Spike Lee took Chicago Mayor Rahm Emanuel to task at the premiere of his new film “Chi-Raq” in New York Tuesday night.

Lee predicted that “some more heads are gonna roll” after Emanuel fired the city’s police superintendent Tuesday stemming from the release of a graphic video that showed black teenager Laquan McDonald being shot 16 times by a white police officer.

The police superintendent “is not going to be the only one,” Lee said on the orange carpet before he and some cast members participated in an anti-gun violence march.

John Cusack, who also appears in the film, said the shootings and killings in Chicago each year are “unacceptable,” and cited political motives. The Chicago actor said the police officer involved in the 17-year-old’s death or the superintendent fired until the city’s election had passed.

Emanuel won a second term earlier this year. The shooting occurred in October 2014.

It's very tragic that information was suppressed for an election cycle," Cusack said.

Lee's satire is based on the ancient Greek play "Lysistrata" by Aristophanes. This modern adaptation is about the murder of a child hit by a stray bullet in Chicago's South Side, and the group of women that organize a unique way of dealing with the ongoing violence; they hold back sex.

The Rev. Al Sharpton, who walked the film's orange carpet before the premiere, said the power of the satire can send a message to young people about gun violence more than Tuesday's announcement in Chicago.

The movie's kickoff segued into the anti-gun violence march. Lee, Sharpton and members of the film's cast joined about 150 people who marched from a midtown theater to Times Square. Actor John Turturro, who isn't in the movie, marched with them.

Emanuel said in a Tuesday afternoon that he asked for Police Superintendent Garry McCarthy’s resignation. Emanuel hired McCarthy shortly before his 2011 inauguration.

Emanuel named Chief of Detectives John Escalante as the interim police chief until a permanent replacement is found.

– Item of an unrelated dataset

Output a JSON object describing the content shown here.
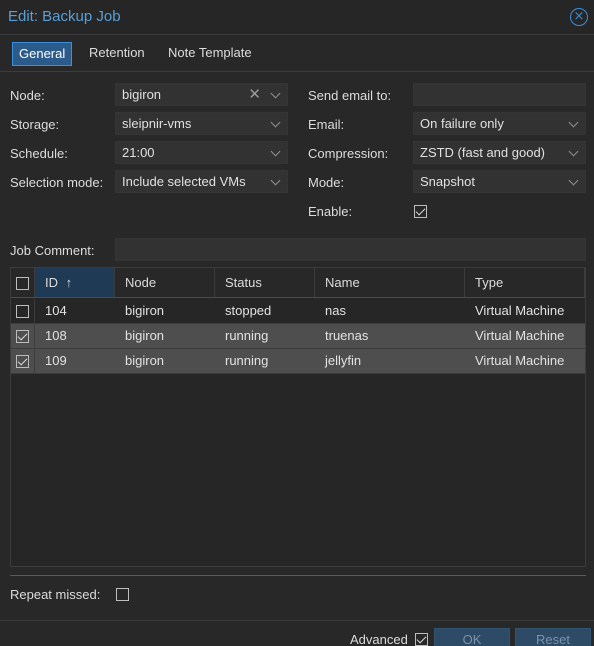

Emanuel reiterated Tuesday that he’s also responsible for the way the McDonald case has played out.

"I take responsibility and none of us are above it," Emanuel said Tuesday.

The Rev. Michael Pfleger, a Catholic priest and social activist from Chicago who is the basis for Cusack's character in the movie, urged the crowd to pledge to end gun violence.

"Are we going to save our babies or are we going to close our eyes and sit down?" he said before making the crowd repeat an oath: "I make a pledge to stop violence in my home, on my block and in my city."

The Associated Press contributed to this report.